    The Wired World in 2015

    Following up from the previous post, I also wrote an article for the “Wired World in 2015” special issue. I wrote this in 2014, and I talked about how users would increasingly become part of a tech tribe attached to one company. View PDF Reflecting on this as 2015 has just finished, the prediction seems…

  • The Wired World in 2014

    I wrote a short article for Wired UK recently, published in the “Wired World in 2014” special issue. My goal was to illustrate how the changing dynamic between the west and China will affect western electronics consumers. View PDF With thanks as always to David Baker for his continued support and guidance.

  • Best file system for your USB external drive

    It’s not unusual these days to have computers, consoles and tablets in the house, all running different operating systems. If you want your external drive to be interoperable between them, you’ll need to think carefully about your choice of file system. I’ve broken down some popular options here so you can make the best choice…

  • How to acquire customers for your mobile app

    As an EIR, I spend a lot of time talking to startups about their problems and how to solve them. I sat down recently with one of the Oxygen Accelerator teams to discuss the the biggest problem by far for any startup – customer acquisition. Here’s an example flow of users for a generic mobile…

  • Google Drive vs Google+ Photos vs Picasa Web

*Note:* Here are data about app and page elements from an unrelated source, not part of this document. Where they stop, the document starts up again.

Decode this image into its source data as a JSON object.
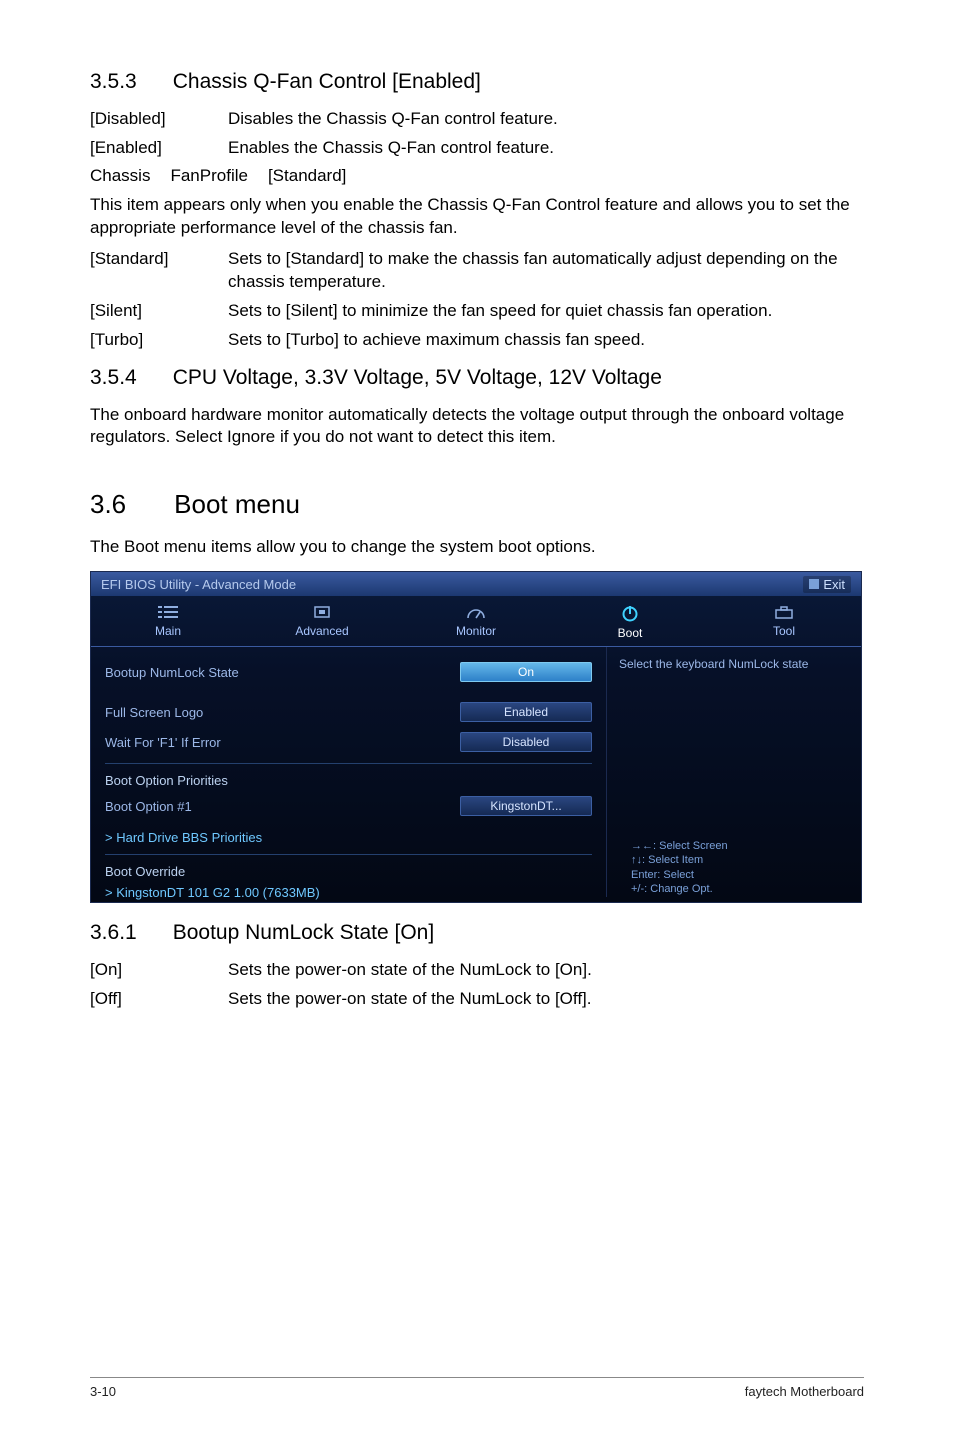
{
  "sections": {
    "s353": {
      "num": "3.5.3",
      "title": "Chassis Q-Fan Control [Enabled]"
    },
    "s354": {
      "num": "3.5.4",
      "title": "CPU Voltage, 3.3V Voltage, 5V Voltage, 12V Voltage"
    },
    "s36": {
      "num": "3.6",
      "title": "Boot menu"
    },
    "s361": {
      "num": "3.6.1",
      "title": "Bootup NumLock State [On]"
    }
  },
  "qfan": {
    "rows": [
      {
        "label": "[Disabled]",
        "value": "Disables the Chassis Q-Fan control feature."
      },
      {
        "label": "[Enabled]",
        "value": "Enables the Chassis Q-Fan control feature."
      }
    ],
    "profile_line": {
      "a": "Chassis",
      "b": "FanProfile",
      "c": "[Standard]"
    },
    "profile_intro": "This item appears only when you enable the Chassis Q-Fan Control feature and allows you to set the appropriate performance level of the chassis fan.",
    "profile_rows": [
      {
        "label": "[Standard]",
        "value": "Sets to [Standard] to make the chassis fan automatically adjust depending on the chassis temperature."
      },
      {
        "label": "[Silent]",
        "value": "Sets to [Silent] to minimize the fan speed for quiet chassis fan operation."
      },
      {
        "label": "[Turbo]",
        "value": "Sets to [Turbo] to achieve maximum chassis fan speed."
      }
    ]
  },
  "voltage_text": "The onboard hardware monitor automatically detects the voltage output through the onboard voltage regulators. Select Ignore if you do not want to detect this item.",
  "boot_intro": "The Boot menu items allow you to change the system boot options.",
  "numlock_rows": [
    {
      "label": "[On]",
      "value": "Sets the power-on state of the NumLock to [On]."
    },
    {
      "label": "[Off]",
      "value": "Sets the power-on state of the NumLock to [Off]."
    }
  ],
  "bios": {
    "title": "EFI BIOS Utility - Advanced Mode",
    "exit": "Exit",
    "tabs": {
      "main": "Main",
      "advanced": "Advanced",
      "monitor": "Monitor",
      "boot": "Boot",
      "tool": "Tool"
    },
    "help": "Select the keyboard NumLock state",
    "items": {
      "numlock": {
        "label": "Bootup NumLock State",
        "value": "On"
      },
      "logo": {
        "label": "Full Screen Logo",
        "value": "Enabled"
      },
      "waitf1": {
        "label": "Wait For 'F1' If Error",
        "value": "Disabled"
      },
      "priorities_header": "Boot Option Priorities",
      "opt1": {
        "label": "Boot Option #1",
        "value": "KingstonDT..."
      },
      "hdbbs": "> Hard Drive BBS Priorities",
      "override_header": "Boot Override",
      "override1": "> KingstonDT 101 G2 1.00  (7633MB)"
    },
    "legend": {
      "l1": "→←: Select Screen",
      "l2": "↑↓: Select Item",
      "l3": "Enter: Select",
      "l4": "+/-: Change Opt."
    }
  },
  "footer": {
    "left": "3-10",
    "right": "faytech Motherboard"
  }
}
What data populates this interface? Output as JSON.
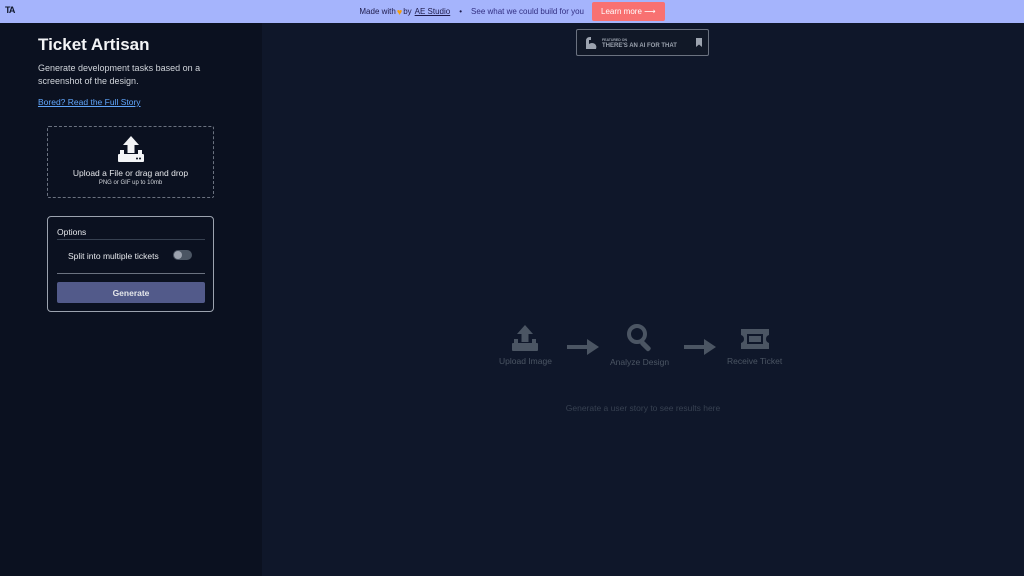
{
  "banner": {
    "logo": "TA",
    "made_with": "Made with",
    "by": "by",
    "studio": "AE Studio",
    "separator": "•",
    "tagline": "See what we could build for you",
    "learn_more": "Learn more ⟶"
  },
  "sidebar": {
    "title": "Ticket Artisan",
    "subtitle": "Generate development tasks based on a screenshot of the design.",
    "story_link": "Bored? Read the Full Story",
    "upload": {
      "label": "Upload a File or drag and drop",
      "sub": "PNG or GIF up to 10mb"
    },
    "options": {
      "title": "Options",
      "split_label": "Split into multiple tickets",
      "split_enabled": false,
      "generate_label": "Generate"
    }
  },
  "main": {
    "badge": {
      "small": "FEATURED ON",
      "big": "THERE'S AN AI FOR THAT"
    },
    "steps": [
      {
        "label": "Upload Image",
        "icon": "upload-icon"
      },
      {
        "label": "Analyze Design",
        "icon": "magnifier-icon"
      },
      {
        "label": "Receive Ticket",
        "icon": "ticket-icon"
      }
    ],
    "hint": "Generate a user story to see results here"
  },
  "colors": {
    "banner_bg": "#a5b4fc",
    "learn_btn": "#f87171",
    "sidebar_bg": "#0b1120",
    "main_bg": "#0f172a",
    "generate_btn": "#525a8a",
    "link": "#60a5fa"
  }
}
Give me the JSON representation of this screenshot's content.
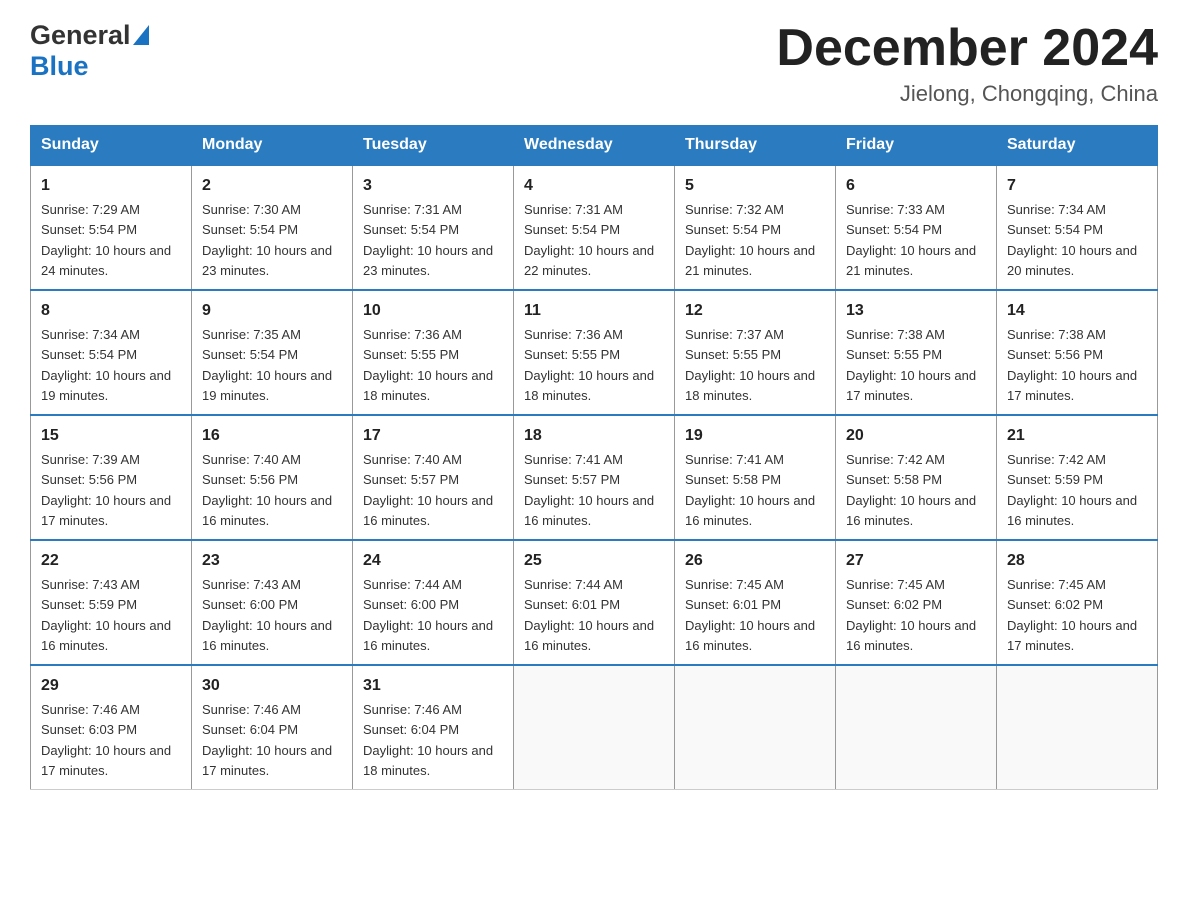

    After the launch of Google Drive, I was excited to use it as a photo backup & sharing service. Unfortunately, the features for what I consider a good photo viewer are spread out over different Google products (Drive, Google+ photos, Picasa Web.) I want to back up my photos online This is easiest in Drive…

  • Apple and Adidas

    If you spend any time (as I do) on the number 51 bus, you may note the popularity of Adidas among a particular segment of consumers. They aren’t coming back from the gym – it’s just default clothing. They bought Adidas rather than the unbranded variety not because it’s cheaper or better quality. When consumers…

  • Mobile apps vs native apps

    There’s a lot of guff around on the battle between mobile apps versus web apps. There is guff because companies have made investments one way or the other, and want to believe that they made the right choice. So let’s be succinct. There are only two things to be concerned with: Can a user find…

  • Testing for the user’s experience

    Testing your product isn’t only about user interface – where a user gets confused, and so on. It’s also about uncovering niggly little problems like this: They aren’t the only ones. Here’s Amazon, which has free super-saver delivery in the US for orders over $25: This is an opportunity for an online store to delight…

  • Unsubscribe easily

    I hit “unsubscribe”, only to see this: Worse: completing it doesn’t get you a confirmation that you’re unsubscribed, or even that they’ll think about. I wanted to write “you smell like a week old fish” in each of the confirmation fields, but then I definitely wouldn’t be unsubscribed. Original site

  • Microsoft Word replacements

    Microsoft Word is on the way out. I’ll explain. Every new tool for circulating information used a mental model similar to the previous one. Check it out: The typewriter was a replacement for writing. Both output to paper, but typing was neater. Memos were created and paper was pushed from desk to desk. The original…